%%

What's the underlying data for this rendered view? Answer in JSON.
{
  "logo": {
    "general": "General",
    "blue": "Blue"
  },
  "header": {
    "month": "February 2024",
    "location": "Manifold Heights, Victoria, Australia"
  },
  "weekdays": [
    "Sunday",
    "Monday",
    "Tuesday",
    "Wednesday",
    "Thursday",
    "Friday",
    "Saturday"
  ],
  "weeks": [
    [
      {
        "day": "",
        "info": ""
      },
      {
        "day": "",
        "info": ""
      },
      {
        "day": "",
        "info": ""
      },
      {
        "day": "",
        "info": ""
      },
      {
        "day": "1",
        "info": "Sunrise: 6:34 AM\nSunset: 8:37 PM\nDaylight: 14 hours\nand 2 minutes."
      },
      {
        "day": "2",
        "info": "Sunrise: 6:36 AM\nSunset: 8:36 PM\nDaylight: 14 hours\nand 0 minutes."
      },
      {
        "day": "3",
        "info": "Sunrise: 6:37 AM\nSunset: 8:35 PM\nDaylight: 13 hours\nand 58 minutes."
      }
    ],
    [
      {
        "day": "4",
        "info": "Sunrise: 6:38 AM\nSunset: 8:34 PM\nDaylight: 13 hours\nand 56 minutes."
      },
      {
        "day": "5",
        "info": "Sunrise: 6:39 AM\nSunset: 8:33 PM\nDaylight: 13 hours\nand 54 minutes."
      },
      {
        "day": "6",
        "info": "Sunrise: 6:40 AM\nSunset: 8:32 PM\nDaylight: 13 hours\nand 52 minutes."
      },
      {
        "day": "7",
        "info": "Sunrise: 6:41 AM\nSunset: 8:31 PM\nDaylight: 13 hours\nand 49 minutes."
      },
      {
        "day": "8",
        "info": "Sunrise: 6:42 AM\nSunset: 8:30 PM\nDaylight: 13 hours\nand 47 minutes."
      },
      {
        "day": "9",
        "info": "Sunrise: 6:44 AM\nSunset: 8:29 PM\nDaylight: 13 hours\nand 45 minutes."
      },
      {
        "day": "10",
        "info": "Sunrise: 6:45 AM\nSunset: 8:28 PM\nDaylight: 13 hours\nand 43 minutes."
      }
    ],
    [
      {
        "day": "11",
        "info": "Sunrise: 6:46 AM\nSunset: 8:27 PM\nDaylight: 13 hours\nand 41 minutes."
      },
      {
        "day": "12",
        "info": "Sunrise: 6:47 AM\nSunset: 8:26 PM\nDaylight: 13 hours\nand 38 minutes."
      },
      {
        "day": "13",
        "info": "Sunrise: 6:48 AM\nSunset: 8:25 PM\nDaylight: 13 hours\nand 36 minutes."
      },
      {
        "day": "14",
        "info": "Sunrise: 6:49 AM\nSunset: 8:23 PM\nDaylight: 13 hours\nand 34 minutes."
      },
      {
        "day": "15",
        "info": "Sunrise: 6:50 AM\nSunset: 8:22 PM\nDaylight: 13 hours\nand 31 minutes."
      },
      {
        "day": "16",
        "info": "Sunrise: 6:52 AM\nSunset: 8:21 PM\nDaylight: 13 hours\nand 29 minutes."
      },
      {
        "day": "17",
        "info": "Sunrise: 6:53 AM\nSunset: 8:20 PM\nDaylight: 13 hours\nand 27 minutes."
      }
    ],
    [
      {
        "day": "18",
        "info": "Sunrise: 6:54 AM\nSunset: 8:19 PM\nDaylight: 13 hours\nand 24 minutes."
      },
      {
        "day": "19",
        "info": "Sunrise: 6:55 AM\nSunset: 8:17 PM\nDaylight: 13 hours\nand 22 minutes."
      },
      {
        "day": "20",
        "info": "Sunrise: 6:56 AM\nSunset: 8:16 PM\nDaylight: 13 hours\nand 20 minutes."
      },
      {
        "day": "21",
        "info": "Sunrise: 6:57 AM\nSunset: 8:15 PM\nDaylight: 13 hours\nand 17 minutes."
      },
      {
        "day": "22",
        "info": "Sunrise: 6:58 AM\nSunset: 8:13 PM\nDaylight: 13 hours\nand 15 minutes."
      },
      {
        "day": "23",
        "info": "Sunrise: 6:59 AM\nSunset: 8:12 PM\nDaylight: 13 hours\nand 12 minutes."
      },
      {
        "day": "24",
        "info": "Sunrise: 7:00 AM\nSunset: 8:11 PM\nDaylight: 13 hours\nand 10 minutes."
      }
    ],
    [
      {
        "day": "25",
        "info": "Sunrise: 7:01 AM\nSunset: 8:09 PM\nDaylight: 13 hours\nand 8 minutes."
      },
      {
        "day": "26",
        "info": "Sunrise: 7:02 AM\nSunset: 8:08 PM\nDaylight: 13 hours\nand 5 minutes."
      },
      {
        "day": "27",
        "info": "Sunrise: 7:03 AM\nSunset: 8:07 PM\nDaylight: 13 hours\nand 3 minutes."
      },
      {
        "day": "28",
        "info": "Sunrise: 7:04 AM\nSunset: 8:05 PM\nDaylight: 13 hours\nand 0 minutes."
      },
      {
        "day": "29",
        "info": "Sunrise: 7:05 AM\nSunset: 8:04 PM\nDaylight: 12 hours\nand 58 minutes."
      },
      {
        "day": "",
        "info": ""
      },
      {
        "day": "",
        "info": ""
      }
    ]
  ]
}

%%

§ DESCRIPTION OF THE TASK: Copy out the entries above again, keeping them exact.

§ RESPONSE:
What's the underlying data for this rendered view? Answer in JSON.
{
  "logo": {
    "general": "General",
    "blue": "Blue"
  },
  "header": {
    "month": "February 2024",
    "location": "Manifold Heights, Victoria, Australia"
  },
  "weekdays": [
    "Sunday",
    "Monday",
    "Tuesday",
    "Wednesday",
    "Thursday",
    "Friday",
    "Saturday"
  ],
  "weeks": [
    [
      {
        "day": "",
        "info": ""
      },
      {
        "day": "",
        "info": ""
      },
      {
        "day": "",
        "info": ""
      },
      {
        "day": "",
        "info": ""
      },
      {
        "day": "1",
        "info": "Sunrise: 6:34 AM\nSunset: 8:37 PM\nDaylight: 14 hours\nand 2 minutes."
      },
      {
        "day": "2",
        "info": "Sunrise: 6:36 AM\nSunset: 8:36 PM\nDaylight: 14 hours\nand 0 minutes."
      },
      {
        "day": "3",
        "info": "Sunrise: 6:37 AM\nSunset: 8:35 PM\nDaylight: 13 hours\nand 58 minutes."
      }
    ],
    [
      {
        "day": "4",
        "info": "Sunrise: 6:38 AM\nSunset: 8:34 PM\nDaylight: 13 hours\nand 56 minutes."
      },
      {
        "day": "5",
        "info": "Sunrise: 6:39 AM\nSunset: 8:33 PM\nDaylight: 13 hours\nand 54 minutes."
      },
      {
        "day": "6",
        "info": "Sunrise: 6:40 AM\nSunset: 8:32 PM\nDaylight: 13 hours\nand 52 minutes."
      },
      {
        "day": "7",
        "info": "Sunrise: 6:41 AM\nSunset: 8:31 PM\nDaylight: 13 hours\nand 49 minutes."
      },
      {
        "day": "8",
        "info": "Sunrise: 6:42 AM\nSunset: 8:30 PM\nDaylight: 13 hours\nand 47 minutes."
      },
      {
        "day": "9",
        "info": "Sunrise: 6:44 AM\nSunset: 8:29 PM\nDaylight: 13 hours\nand 45 minutes."
      },
      {
        "day": "10",
        "info": "Sunrise: 6:45 AM\nSunset: 8:28 PM\nDaylight: 13 hours\nand 43 minutes."
      }
    ],
    [
      {
        "day": "11",
        "info": "Sunrise: 6:46 AM\nSunset: 8:27 PM\nDaylight: 13 hours\nand 41 minutes."
      },
      {
        "day": "12",
        "info": "Sunrise: 6:47 AM\nSunset: 8:26 PM\nDaylight: 13 hours\nand 38 minutes."
      },
      {
        "day": "13",
        "info": "Sunrise: 6:48 AM\nSunset: 8:25 PM\nDaylight: 13 hours\nand 36 minutes."
      },
      {
        "day": "14",
        "info": "Sunrise: 6:49 AM\nSunset: 8:23 PM\nDaylight: 13 hours\nand 34 minutes."
      },
      {
        "day": "15",
        "info": "Sunrise: 6:50 AM\nSunset: 8:22 PM\nDaylight: 13 hours\nand 31 minutes."
      },
      {
        "day": "16",
        "info": "Sunrise: 6:52 AM\nSunset: 8:21 PM\nDaylight: 13 hours\nand 29 minutes."
      },
      {
        "day": "17",
        "info": "Sunrise: 6:53 AM\nSunset: 8:20 PM\nDaylight: 13 hours\nand 27 minutes."
      }
    ],
    [
      {
        "day": "18",
        "info": "Sunrise: 6:54 AM\nSunset: 8:19 PM\nDaylight: 13 hours\nand 24 minutes."
      },
      {
        "day": "19",
        "info": "Sunrise: 6:55 AM\nSunset: 8:17 PM\nDaylight: 13 hours\nand 22 minutes."
      },
      {
        "day": "20",
        "info": "Sunrise: 6:56 AM\nSunset: 8:16 PM\nDaylight: 13 hours\nand 20 minutes."
      },
      {
        "day": "21",
        "info": "Sunrise: 6:57 AM\nSunset: 8:15 PM\nDaylight: 13 hours\nand 17 minutes."
      },
      {
        "day": "22",
        "info": "Sunrise: 6:58 AM\nSunset: 8:13 PM\nDaylight: 13 hours\nand 15 minutes."
      },
      {
        "day": "23",
        "info": "Sunrise: 6:59 AM\nSunset: 8:12 PM\nDaylight: 13 hours\nand 12 minutes."
      },
      {
        "day": "24",
        "info": "Sunrise: 7:00 AM\nSunset: 8:11 PM\nDaylight: 13 hours\nand 10 minutes."
      }
    ],
    [
      {
        "day": "25",
        "info": "Sunrise: 7:01 AM\nSunset: 8:09 PM\nDaylight: 13 hours\nand 8 minutes."
      },
      {
        "day": "26",
        "info": "Sunrise: 7:02 AM\nSunset: 8:08 PM\nDaylight: 13 hours\nand 5 minutes."
      },
      {
        "day": "27",
        "info": "Sunrise: 7:03 AM\nSunset: 8:07 PM\nDaylight: 13 hours\nand 3 minutes."
      },
      {
        "day": "28",
        "info": "Sunrise: 7:04 AM\nSunset: 8:05 PM\nDaylight: 13 hours\nand 0 minutes."
      },
      {
        "day": "29",
        "info": "Sunrise: 7:05 AM\nSunset: 8:04 PM\nDaylight: 12 hours\nand 58 minutes."
      },
      {
        "day": "",
        "info": ""
      },
      {
        "day": "",
        "info": ""
      }
    ]
  ]
}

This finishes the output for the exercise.